A former director of men’s basketball operations for the University of Kentucky accused of taking nearly $1.3 million from professional athletes pleaded not guilty Monday in U.S. District Court in Lexington.
Leon A. Smith, 44, was indicted earlier this month on federal charges of money laundering, aggravated identity theft and “devising a scheme to defraud and obtain money and property from clients by means of false pretenses.” Between September 2011 and Jan. 29, 2015, Smith misappropriated $1,298,506 in funds belonging to clients, the indictment says.
Smith appeared in court with attorney Elizabeth Hughes. U.S. District Judge Joseph M. Hood scheduled a trial for July 18.
Smith and Hughes left the courthouse without making comments to reporters.
Meanwhile, new information obtained by the Herald-Leader through an Open Records Request shows that UK officials were unhappy in 2006 when Smith, who was then director of men’s basketball operations, ordered more than $12,000 in Southeastern Conference Championship rings without going through proper purchasing procedures.
The vendor, Balfour, informed UK officials about a past-due invoice involving the rings.
UK had to tell the Balfour representative “we were unaware of any purchase and that we would look into it,” Catrina Gibson wrote in a Feb. 10, 2006, memo to Smith. “As you know, a purchase requisition should have been filled out by you and a quote should have been received prior to placing this order. Purchasing requires 2-3 quotes on orders for this amount of money.
“This incident has not only made you look bad but also the University and the Athletics Department,” Gibson continued in the letter to Smith. “… Please know that these policies are in place for a reason and the Athletics Business Office is looking out for you as well since Purchasing could deny the charges and make you responsible for payment.”
However, UK apparently paid the invoice “with the stipulation that this does not occur again,” the letter to Smith said.

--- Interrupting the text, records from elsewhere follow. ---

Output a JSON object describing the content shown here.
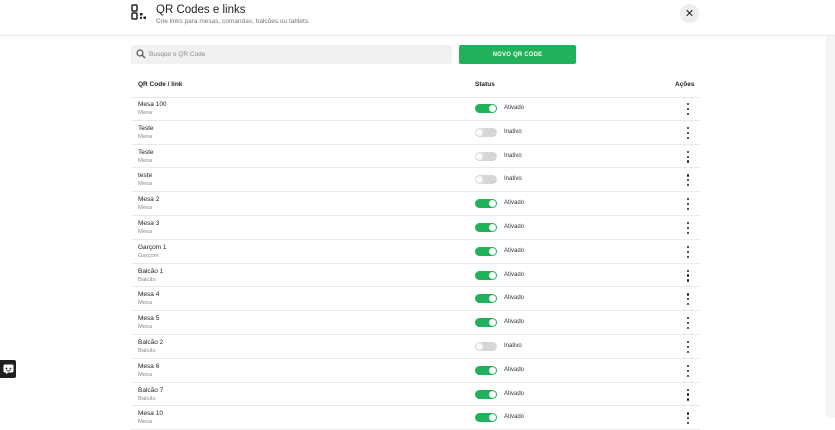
{
  "header": {
    "title": "QR Codes e links",
    "subtitle": "Crie links para mesas, comandas, balcões ou tablets.",
    "close_icon": "close-icon"
  },
  "search": {
    "placeholder": "Busque o QR Code",
    "value": ""
  },
  "new_button": "NOVO QR CODE",
  "table": {
    "headers": {
      "name": "QR Code / link",
      "status": "Status",
      "actions": "Ações"
    },
    "rows": [
      {
        "name": "Mesa 100",
        "type": "Mesa",
        "active": true,
        "status": "Ativado"
      },
      {
        "name": "Teste",
        "type": "Mesa",
        "active": false,
        "status": "Inativo"
      },
      {
        "name": "Teste",
        "type": "Mesa",
        "active": false,
        "status": "Inativo"
      },
      {
        "name": "teste",
        "type": "Mesa",
        "active": false,
        "status": "Inativo"
      },
      {
        "name": "Mesa 2",
        "type": "Mesa",
        "active": true,
        "status": "Ativado"
      },
      {
        "name": "Mesa 3",
        "type": "Mesa",
        "active": true,
        "status": "Ativado"
      },
      {
        "name": "Garçom 1",
        "type": "Garçom",
        "active": true,
        "status": "Ativado"
      },
      {
        "name": "Balcão 1",
        "type": "Balcão",
        "active": true,
        "status": "Ativado"
      },
      {
        "name": "Mesa 4",
        "type": "Mesa",
        "active": true,
        "status": "Ativado"
      },
      {
        "name": "Mesa 5",
        "type": "Mesa",
        "active": true,
        "status": "Ativado"
      },
      {
        "name": "Balcão 2",
        "type": "Balcão",
        "active": false,
        "status": "Inativo"
      },
      {
        "name": "Mesa 6",
        "type": "Mesa",
        "active": true,
        "status": "Ativado"
      },
      {
        "name": "Balcão 7",
        "type": "Balcão",
        "active": true,
        "status": "Ativado"
      },
      {
        "name": "Mesa 10",
        "type": "Mesa",
        "active": true,
        "status": "Ativado"
      }
    ]
  },
  "colors": {
    "accent": "#21b15a",
    "toggle_off": "#d6d6d6"
  }
}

Smith, a Louisville native, lettered three seasons as a wide receiver for the UK football team from 1993 to 1995. He was director of men’s basketball operations at UK from about 2001 to 2006 under Coach Tubby Smith and was an assistant athletic director from 2006 to 2010. Leon Smith resigned from UK in April 2010 “in order to explore new, professional opportunities,” according to his resignation letter.
Meanwhile, the 14-count federal indictment says professional athletes used Smith’s now-dissolved companies for various financial services. A civil lawsuit filed in Fayette County identifies one athlete as former UK basketball player Josh Harrellson, who claims he lost $180,000 to Smith. Other athletes were identified only by initials in the federal indictment.
Smith’s companies were called LSMG LLC, Legacy Pro Management Group LLC and Legacy Athlete Management LLC. The services they provided included assistance with relocation, real estate purchases or rentals, bill payment, and referral to other professionals for legal needs and financial planning.
Smith received compensation for his services, which was generally a percentage of the client’s earnings.
In each instance, the client entrusted Smith with financial-account data, birth date, Social Security numbers and other personal information that allowed Smith to conduct authorized financial transactions on the client’s behalf.
Smith then devised a scheme to defraud the clients, the indictment says. That included abusing his access to clients’ financial accounts to use the money for unauthorized purposes, the indictment says.
Smith received payments that had been issued to clients, including payroll checks and federal income tax refund checks, and deposited those items into accounts opened in the name of Legacy, and then “used the funds for unauthorized purposes,” the indictment says.
Smith also used personal and financial data of clients to open unauthorized financial accounts in their names, including credit card accounts and lines of credit, the indictment says.
Smith concealed the unauthorized transactions by changing passwords to financial accounts belonging to Legacy clients, restricting access to new passwords, and fabricating expense reports that used fictitious expenses to explain low balances in the financial accounts, the indictment says.
Another count in the indictment alleges that Smith forged signatures and unique Internal Revenue Service check identification numbers, and knew that such means of identification belong to another person.
Smith’s companies were dissolved in September 2015, according to the Kentucky Secretary of State’s website.